Name : Mayra Isabel Calvillo
Major : Elementary Education
Minor : Spanish
Expected graduation : May 2020
Hometown : Rio Rico, AZ
Favorite animal : Dogs, specifically my dogs!

What led you to the University of Arizona College of Education? OR What led you to study elementary education in the College of Education?
Being born and raised only 40 minutes south of Tucson, I always knew The University of Arizona was where I wanted to go. When I was graduating from high school, I realized that I did not want to leave the classroom, and that was because I was meant to lead my own classroom. The COE gave me the opportunity to fulfill my life-long dream of becoming an educator while combining my passion for the Spanish language to become a bilingual school teacher.

What have you learned in the College of Education that's made a difference to you?
Something I have learned throughout my time at the COE is that education and teaching is a lot more complex than you may think. Not every student comes from the same background and not every student learns the same way. However, this provides teachers the opportunity to learn from their students just as much as students learn from their teachers.

Tell us about something you're involved with in the College of Education (or at the university) and how it's impacted your life.
Even though I have always been involved on campus through jobs or organizations, one of the greatest opportunities I’ve had is to be a part of the Undergraduate Research Opportunities Consortium (UROC) , specifically the AWARDSS Program (Access, Wellness, and Relational Determinants of School Success). Through this program, I was able to take graduate prep courses, which aided me in conducting a small-scale research study back in my hometown. Through the program, I conduct a study on the effects of English language immersion classes on bilingual border town students. Not only was I able to gain real experience of what research is like in education, but it also guided me on figuring out what I would like to do down the road in graduate school.

What are your post-graduation plans as of now?
Come August, my partner and I will move to Boston and I will start the process of becoming a licensed teacher in the state of Massachusetts.
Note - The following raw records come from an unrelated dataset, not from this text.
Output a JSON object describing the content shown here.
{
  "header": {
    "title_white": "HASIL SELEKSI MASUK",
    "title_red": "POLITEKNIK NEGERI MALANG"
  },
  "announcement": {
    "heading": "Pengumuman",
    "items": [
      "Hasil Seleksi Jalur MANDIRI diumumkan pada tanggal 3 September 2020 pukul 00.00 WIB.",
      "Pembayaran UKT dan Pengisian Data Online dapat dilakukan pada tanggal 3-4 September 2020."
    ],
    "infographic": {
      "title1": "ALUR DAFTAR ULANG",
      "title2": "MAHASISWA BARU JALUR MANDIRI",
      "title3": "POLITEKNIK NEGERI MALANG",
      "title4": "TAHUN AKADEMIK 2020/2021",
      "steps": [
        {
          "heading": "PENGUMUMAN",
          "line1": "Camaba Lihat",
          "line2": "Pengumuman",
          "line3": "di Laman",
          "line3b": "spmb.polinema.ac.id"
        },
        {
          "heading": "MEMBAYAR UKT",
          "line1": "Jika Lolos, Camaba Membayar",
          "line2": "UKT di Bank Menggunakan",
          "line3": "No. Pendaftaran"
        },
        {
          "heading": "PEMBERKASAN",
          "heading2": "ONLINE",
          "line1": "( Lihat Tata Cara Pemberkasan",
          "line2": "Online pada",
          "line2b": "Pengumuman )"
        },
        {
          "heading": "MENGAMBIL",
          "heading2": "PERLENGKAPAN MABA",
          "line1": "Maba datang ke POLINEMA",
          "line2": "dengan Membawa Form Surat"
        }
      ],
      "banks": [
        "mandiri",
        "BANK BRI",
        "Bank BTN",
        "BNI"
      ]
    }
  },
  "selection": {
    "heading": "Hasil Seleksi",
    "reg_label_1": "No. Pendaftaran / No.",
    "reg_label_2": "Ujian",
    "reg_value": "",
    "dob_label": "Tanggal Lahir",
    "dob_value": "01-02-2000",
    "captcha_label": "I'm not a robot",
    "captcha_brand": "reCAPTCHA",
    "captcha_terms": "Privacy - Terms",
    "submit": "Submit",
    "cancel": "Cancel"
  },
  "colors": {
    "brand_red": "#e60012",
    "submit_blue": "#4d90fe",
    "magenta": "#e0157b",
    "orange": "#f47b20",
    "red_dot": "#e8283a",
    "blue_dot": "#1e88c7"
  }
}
I hope to teach in Boston Public Schools for a couple of years and then move on to obtaining my master’s degree and eventually a Ph.D. in education. However, for now, I’m enjoying the last of my time in Arizona in my fifth-grade classroom!

What advice do you have for students just getting started in the college?
Some advice I have for students who are just starting college is to take advantage of all the opportunities that may come their way. Sometimes the best things come from the most unlikely of places.